* **What the exercise asks**: The pictures are to be dropped, and the records below are to be restated word for word.

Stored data

--- --- ---

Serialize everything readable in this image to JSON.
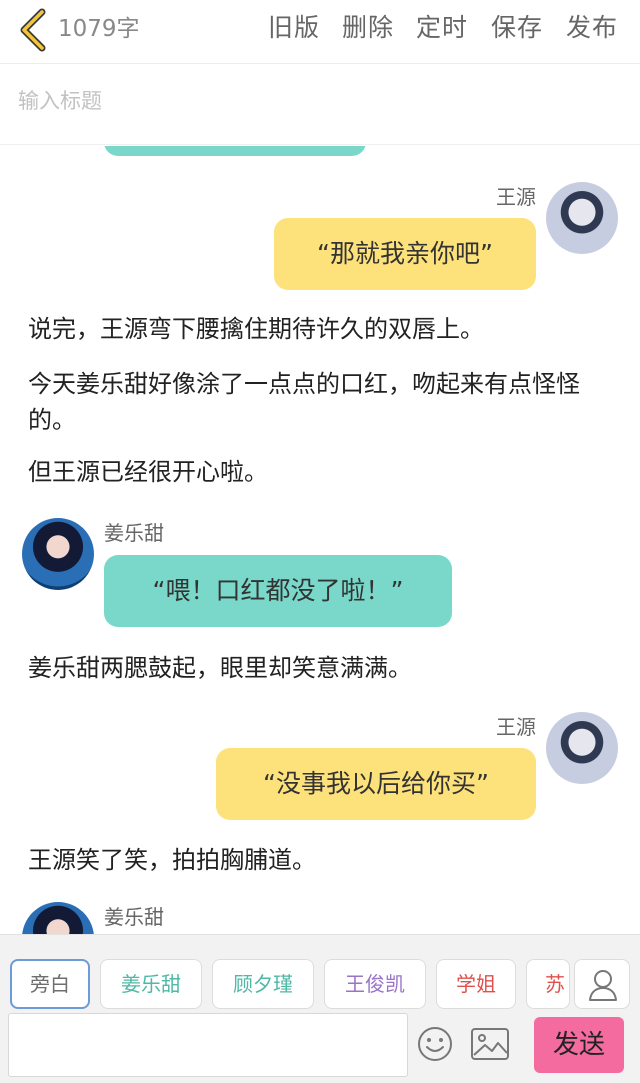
{
  "header": {
    "word_count": "1079字",
    "actions": [
      "旧版",
      "删除",
      "定时",
      "保存",
      "发布"
    ]
  },
  "title_input": {
    "placeholder": "输入标题",
    "value": ""
  },
  "messages": [
    {
      "speaker": "王源",
      "side": "right",
      "text": "“那就我亲你吧”"
    },
    {
      "narration": "说完，王源弯下腰擒住期待许久的双唇上。"
    },
    {
      "narration": "今天姜乐甜好像涂了一点点的口红，吻起来有点怪怪的。"
    },
    {
      "narration": "但王源已经很开心啦。"
    },
    {
      "speaker": "姜乐甜",
      "side": "left",
      "text": "“喂！口红都没了啦！”"
    },
    {
      "narration": "姜乐甜两腮鼓起，眼里却笑意满满。"
    },
    {
      "speaker": "王源",
      "side": "right",
      "text": "“没事我以后给你买”"
    },
    {
      "narration": "王源笑了笑，拍拍胸脯道。"
    },
    {
      "speaker": "姜乐甜",
      "side": "left",
      "text": ""
    }
  ],
  "toolbar": {
    "roles": [
      {
        "label": "旁白",
        "color": "#6e6e6e"
      },
      {
        "label": "姜乐甜",
        "color": "#4fb8a6"
      },
      {
        "label": "顾夕瑾",
        "color": "#4fb8a6"
      },
      {
        "label": "王俊凯",
        "color": "#9a73c9"
      },
      {
        "label": "学姐",
        "color": "#e0504c"
      },
      {
        "label": "苏",
        "color": "#e0504c"
      }
    ],
    "message_input": {
      "placeholder": "",
      "value": ""
    },
    "send_label": "发送"
  },
  "icons": {
    "back": "chevron-left-icon",
    "role_manage": "user-icon",
    "emoji": "smiley-icon",
    "image": "image-icon"
  },
  "colors": {
    "accent_back": "#f3c63c",
    "bubble_right": "#fde27c",
    "bubble_left": "#79d8c9",
    "send_button": "#f46ba0"
  }
}
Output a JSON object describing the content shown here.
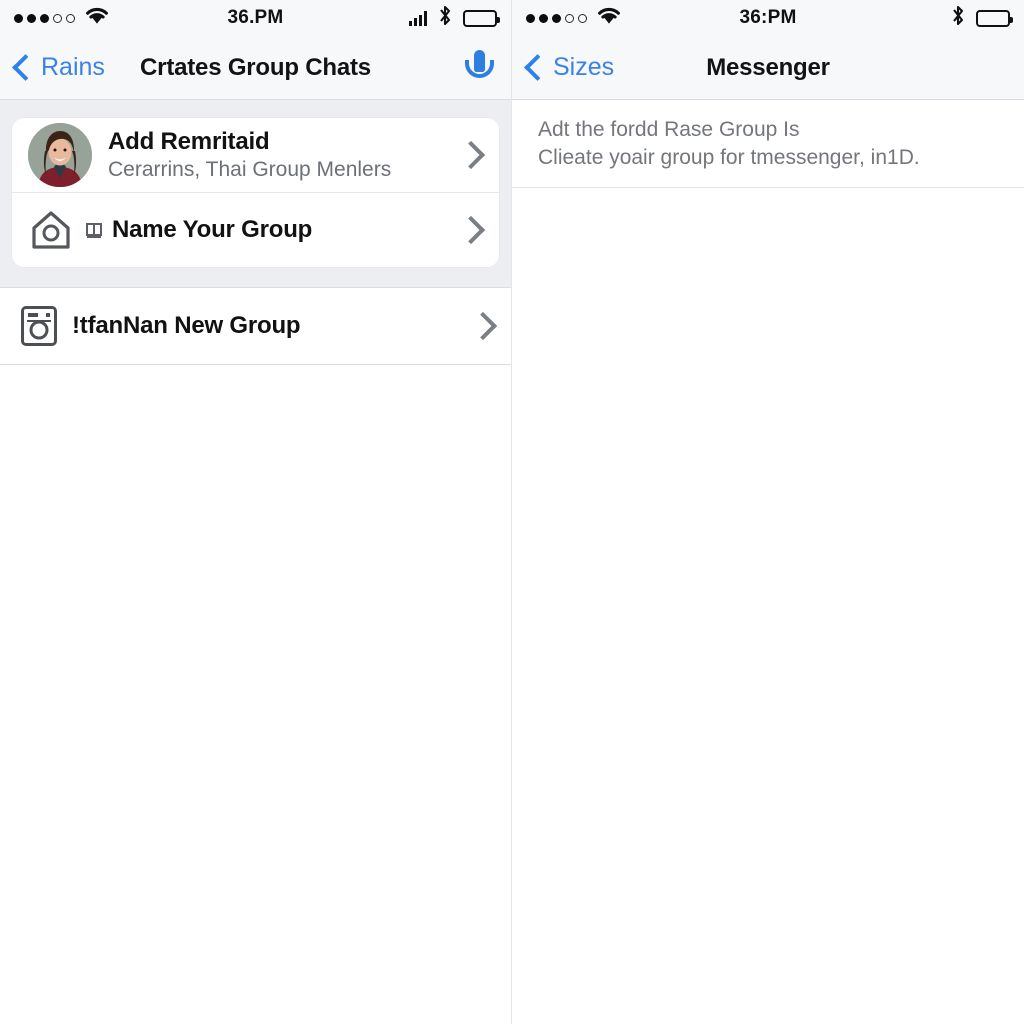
{
  "left": {
    "status_bar": {
      "signal_dots_filled": 3,
      "signal_dots_total": 5,
      "wifi_icon": "wifi-icon",
      "time": "36.PM",
      "cell_bars_icon": "cellular-bars-icon",
      "bluetooth_icon": "bluetooth-icon",
      "battery_icon": "battery-full-icon"
    },
    "nav": {
      "back_label": "Rains",
      "title": "Crtates Group Chats",
      "action_icon": "microphone-icon"
    },
    "card_rows": [
      {
        "title": "Add Remritaid",
        "subtitle": "Cerarrins, Thai Group Menlers",
        "leading": "avatar-photo",
        "chevron": "chevron-right-icon"
      },
      {
        "title": "Name Your Group",
        "subtitle": "",
        "leading": "house-camera-icon",
        "mini_glyph": "small-badge-icon",
        "chevron": "chevron-right-icon"
      }
    ],
    "standalone_row": {
      "title": "!tfanNan New Group",
      "leading": "washer-camera-icon",
      "chevron": "chevron-right-icon"
    }
  },
  "right": {
    "status_bar": {
      "signal_dots_filled": 3,
      "signal_dots_total": 5,
      "wifi_icon": "wifi-icon",
      "time": "36:PM",
      "bluetooth_icon": "bluetooth-icon",
      "battery_icon": "battery-full-icon"
    },
    "nav": {
      "back_label": "Sizes",
      "title": "Messenger"
    },
    "info": {
      "line1": "Adt the fordd Rase Group Is",
      "line2": "Clieate yoair group for tmessenger, in1D."
    }
  },
  "colors": {
    "accent_blue": "#2f80ef",
    "status_bg": "#f7f8f9",
    "group_bg": "#eceef1",
    "text_primary": "#121212",
    "text_secondary": "#6c7177",
    "separator": "#d9dce0"
  }
}
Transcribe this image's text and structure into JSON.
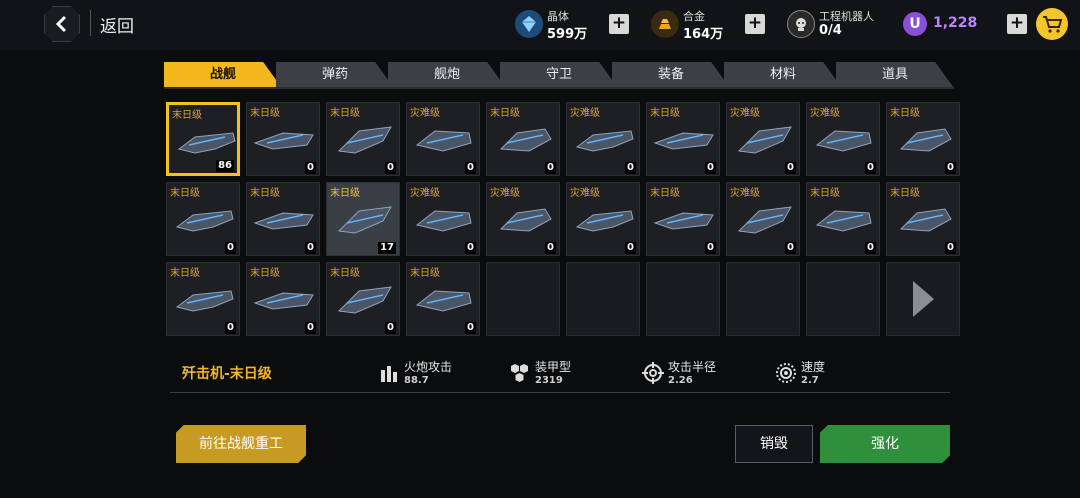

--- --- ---

* **Response**:
Serialize everything readable in this image to JSON.
{
  "header": {
    "word_count": "1079字",
    "actions": [
      "旧版",
      "删除",
      "定时",
      "保存",
      "发布"
    ]
  },
  "title_input": {
    "placeholder": "输入标题",
    "value": ""
  },
  "messages": [
    {
      "speaker": "王源",
      "side": "right",
      "text": "“那就我亲你吧”"
    },
    {
      "narration": "说完，王源弯下腰擒住期待许久的双唇上。"
    },
    {
      "narration": "今天姜乐甜好像涂了一点点的口红，吻起来有点怪怪的。"
    },
    {
      "narration": "但王源已经很开心啦。"
    },
    {
      "speaker": "姜乐甜",
      "side": "left",
      "text": "“喂！口红都没了啦！”"
    },
    {
      "narration": "姜乐甜两腮鼓起，眼里却笑意满满。"
    },
    {
      "speaker": "王源",
      "side": "right",
      "text": "“没事我以后给你买”"
    },
    {
      "narration": "王源笑了笑，拍拍胸脯道。"
    },
    {
      "speaker": "姜乐甜",
      "side": "left",
      "text": ""
    }
  ],
  "toolbar": {
    "roles": [
      {
        "label": "旁白",
        "color": "#6e6e6e"
      },
      {
        "label": "姜乐甜",
        "color": "#4fb8a6"
      },
      {
        "label": "顾夕瑾",
        "color": "#4fb8a6"
      },
      {
        "label": "王俊凯",
        "color": "#9a73c9"
      },
      {
        "label": "学姐",
        "color": "#e0504c"
      },
      {
        "label": "苏",
        "color": "#e0504c"
      }
    ],
    "message_input": {
      "placeholder": "",
      "value": ""
    },
    "send_label": "发送"
  },
  "icons": {
    "back": "chevron-left-icon",
    "role_manage": "user-icon",
    "emoji": "smiley-icon",
    "image": "image-icon"
  },
  "colors": {
    "accent_back": "#f3c63c",
    "bubble_right": "#fde27c",
    "bubble_left": "#79d8c9",
    "send_button": "#f46ba0"
  }
}
Output a JSON object describing the content shown here.
{
  "left": {
    "status_bar": {
      "signal_dots_filled": 3,
      "signal_dots_total": 5,
      "wifi_icon": "wifi-icon",
      "time": "36.PM",
      "cell_bars_icon": "cellular-bars-icon",
      "bluetooth_icon": "bluetooth-icon",
      "battery_icon": "battery-full-icon"
    },
    "nav": {
      "back_label": "Rains",
      "title": "Crtates Group Chats",
      "action_icon": "microphone-icon"
    },
    "card_rows": [
      {
        "title": "Add Remritaid",
        "subtitle": "Cerarrins, Thai Group Menlers",
        "leading": "avatar-photo",
        "chevron": "chevron-right-icon"
      },
      {
        "title": "Name Your Group",
        "subtitle": "",
        "leading": "house-camera-icon",
        "mini_glyph": "small-badge-icon",
        "chevron": "chevron-right-icon"
      }
    ],
    "standalone_row": {
      "title": "!tfanNan New Group",
      "leading": "washer-camera-icon",
      "chevron": "chevron-right-icon"
    }
  },
  "right": {
    "status_bar": {
      "signal_dots_filled": 3,
      "signal_dots_total": 5,
      "wifi_icon": "wifi-icon",
      "time": "36:PM",
      "bluetooth_icon": "bluetooth-icon",
      "battery_icon": "battery-full-icon"
    },
    "nav": {
      "back_label": "Sizes",
      "title": "Messenger"
    },
    "info": {
      "line1": "Adt the fordd Rase Group Is",
      "line2": "Clieate yoair group for tmessenger, in1D."
    }
  },
  "colors": {
    "accent_blue": "#2f80ef",
    "status_bg": "#f7f8f9",
    "group_bg": "#eceef1",
    "text_primary": "#121212",
    "text_secondary": "#6c7177",
    "separator": "#d9dce0"
  }
}
Transcribe this image's text and structure into JSON.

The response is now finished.